Muddy Waters

By Connor Walters

Photo provided by the State of Vermont.

Make no mistake, the waters of the Great Hosmer Pond are beautiful. The home of Craftsbury Outdoor Center’s many sculling programs, the pond hosts scores of scullers each year, including national team and Olympic-level athletes.

But some residents along the two-mile-long body of water in northern Vermont say that having scullers makes it impossible for power boaters to use the lake as they have for generations. That’s where things get muddy.

Currently, Craftsbury already voluntarily restricts when its rowers can go out and has designated weekends when it will not host programming on the water. They have cut back on the number of participants they accept to their sculling camps, which already have a waitlist annually, in order to limit the number of people on the water.

Per Vermont law, however, high-speed boating is restricted on bodies of water of a certain size, which would normally include Great Hosmer Pond. Yet the lake has been grandfathered in as families have boated there for decades.

Now a proposed state rule would limit the hours when scullers could use the lake.
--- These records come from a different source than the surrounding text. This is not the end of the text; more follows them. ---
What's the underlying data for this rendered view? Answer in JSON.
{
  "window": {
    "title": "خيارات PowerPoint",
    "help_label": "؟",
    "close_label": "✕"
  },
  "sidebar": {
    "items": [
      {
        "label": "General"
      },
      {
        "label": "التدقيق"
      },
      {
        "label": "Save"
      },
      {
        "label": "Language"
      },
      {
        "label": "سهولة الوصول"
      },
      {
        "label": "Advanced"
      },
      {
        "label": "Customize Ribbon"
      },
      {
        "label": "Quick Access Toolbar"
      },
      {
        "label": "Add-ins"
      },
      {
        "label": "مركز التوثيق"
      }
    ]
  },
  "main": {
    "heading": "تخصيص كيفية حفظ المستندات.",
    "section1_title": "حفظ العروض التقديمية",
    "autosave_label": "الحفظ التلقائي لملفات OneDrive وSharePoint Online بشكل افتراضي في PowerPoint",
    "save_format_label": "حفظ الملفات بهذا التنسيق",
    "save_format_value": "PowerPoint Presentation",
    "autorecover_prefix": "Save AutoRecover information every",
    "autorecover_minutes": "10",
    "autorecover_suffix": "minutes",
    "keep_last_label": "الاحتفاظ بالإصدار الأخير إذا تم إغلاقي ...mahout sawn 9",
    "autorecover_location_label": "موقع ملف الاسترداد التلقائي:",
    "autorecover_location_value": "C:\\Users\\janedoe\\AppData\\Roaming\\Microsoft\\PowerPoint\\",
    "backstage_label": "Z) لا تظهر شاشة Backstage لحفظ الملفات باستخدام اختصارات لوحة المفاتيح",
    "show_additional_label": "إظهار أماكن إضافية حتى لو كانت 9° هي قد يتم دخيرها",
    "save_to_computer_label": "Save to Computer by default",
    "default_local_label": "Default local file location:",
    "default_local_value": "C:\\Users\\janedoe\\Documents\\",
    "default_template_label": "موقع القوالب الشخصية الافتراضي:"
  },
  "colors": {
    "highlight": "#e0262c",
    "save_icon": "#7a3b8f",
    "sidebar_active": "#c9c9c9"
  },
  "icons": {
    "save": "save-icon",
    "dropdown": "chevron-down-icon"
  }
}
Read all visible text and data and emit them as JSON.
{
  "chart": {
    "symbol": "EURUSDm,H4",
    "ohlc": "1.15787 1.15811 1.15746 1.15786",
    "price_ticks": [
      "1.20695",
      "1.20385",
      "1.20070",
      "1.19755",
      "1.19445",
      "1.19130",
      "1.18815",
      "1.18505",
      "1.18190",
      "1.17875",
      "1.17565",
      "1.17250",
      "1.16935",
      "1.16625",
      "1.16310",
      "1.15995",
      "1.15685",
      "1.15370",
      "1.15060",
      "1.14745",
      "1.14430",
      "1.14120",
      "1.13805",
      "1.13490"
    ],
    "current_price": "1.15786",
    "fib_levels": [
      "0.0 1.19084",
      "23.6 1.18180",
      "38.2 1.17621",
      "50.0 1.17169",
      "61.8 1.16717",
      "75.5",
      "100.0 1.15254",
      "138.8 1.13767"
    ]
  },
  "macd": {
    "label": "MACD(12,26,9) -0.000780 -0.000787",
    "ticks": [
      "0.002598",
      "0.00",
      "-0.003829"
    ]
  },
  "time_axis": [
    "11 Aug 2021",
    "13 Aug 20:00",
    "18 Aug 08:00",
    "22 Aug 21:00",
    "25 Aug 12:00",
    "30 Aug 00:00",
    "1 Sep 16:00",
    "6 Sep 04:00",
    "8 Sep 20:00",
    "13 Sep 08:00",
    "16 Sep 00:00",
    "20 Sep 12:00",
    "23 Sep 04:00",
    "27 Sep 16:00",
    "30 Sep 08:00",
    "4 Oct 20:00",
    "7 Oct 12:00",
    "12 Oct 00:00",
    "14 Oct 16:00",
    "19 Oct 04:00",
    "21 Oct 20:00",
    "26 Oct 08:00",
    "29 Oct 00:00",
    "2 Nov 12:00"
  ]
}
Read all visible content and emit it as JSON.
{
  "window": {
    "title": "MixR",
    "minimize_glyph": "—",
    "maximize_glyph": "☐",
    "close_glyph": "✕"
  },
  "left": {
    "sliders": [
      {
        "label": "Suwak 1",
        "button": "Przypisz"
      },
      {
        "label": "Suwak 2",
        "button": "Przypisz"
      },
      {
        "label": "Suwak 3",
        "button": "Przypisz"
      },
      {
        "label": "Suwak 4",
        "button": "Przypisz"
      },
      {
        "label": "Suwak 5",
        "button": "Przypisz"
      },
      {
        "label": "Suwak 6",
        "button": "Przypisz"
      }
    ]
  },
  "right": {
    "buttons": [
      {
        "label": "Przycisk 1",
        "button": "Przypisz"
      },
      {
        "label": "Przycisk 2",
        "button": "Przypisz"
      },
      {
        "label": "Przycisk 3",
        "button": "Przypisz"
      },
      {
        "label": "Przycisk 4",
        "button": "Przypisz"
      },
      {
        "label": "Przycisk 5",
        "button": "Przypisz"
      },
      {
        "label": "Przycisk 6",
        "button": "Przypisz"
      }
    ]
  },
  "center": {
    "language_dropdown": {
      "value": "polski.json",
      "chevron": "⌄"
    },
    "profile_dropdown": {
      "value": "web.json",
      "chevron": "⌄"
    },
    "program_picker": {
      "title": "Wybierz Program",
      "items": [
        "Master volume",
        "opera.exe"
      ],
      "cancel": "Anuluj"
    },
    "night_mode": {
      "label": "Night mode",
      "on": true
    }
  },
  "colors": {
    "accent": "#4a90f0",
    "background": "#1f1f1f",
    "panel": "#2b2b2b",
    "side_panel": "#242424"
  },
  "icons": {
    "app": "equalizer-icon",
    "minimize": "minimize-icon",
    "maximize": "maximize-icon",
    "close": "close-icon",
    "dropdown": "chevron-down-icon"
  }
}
Ironically, the limitations are less than what Craftsbury already self-imposes. For Judy Geer, who owns the nonprofit center with husband Dick Dreissigacker, implementing a rule could set a dangerous precedent for human-powered craft.

“I’d really like to see us all come to the middle and say, ‘This is sharing. It’s not always easy,’” she said. “The rule isn’t going to help. Let’s move on.”

Locals say existing rules for boating on the lake aren’t already being enforced, raising questions about the effectiveness of a new one. Motorboats are allowed to use the lake, but not at high speeds while scullers, kayakers, and others are nearby.

According to the draft rule proposed, “Use of racing shells and rowing sculls is prohibited on the pond between the hours of 1 p.m. and 4 p.m., and the hours of 7 p.m. and sunrise,” from spring through late summer. If passed, it would become the first rule in the state to restrict human-powered boat activity.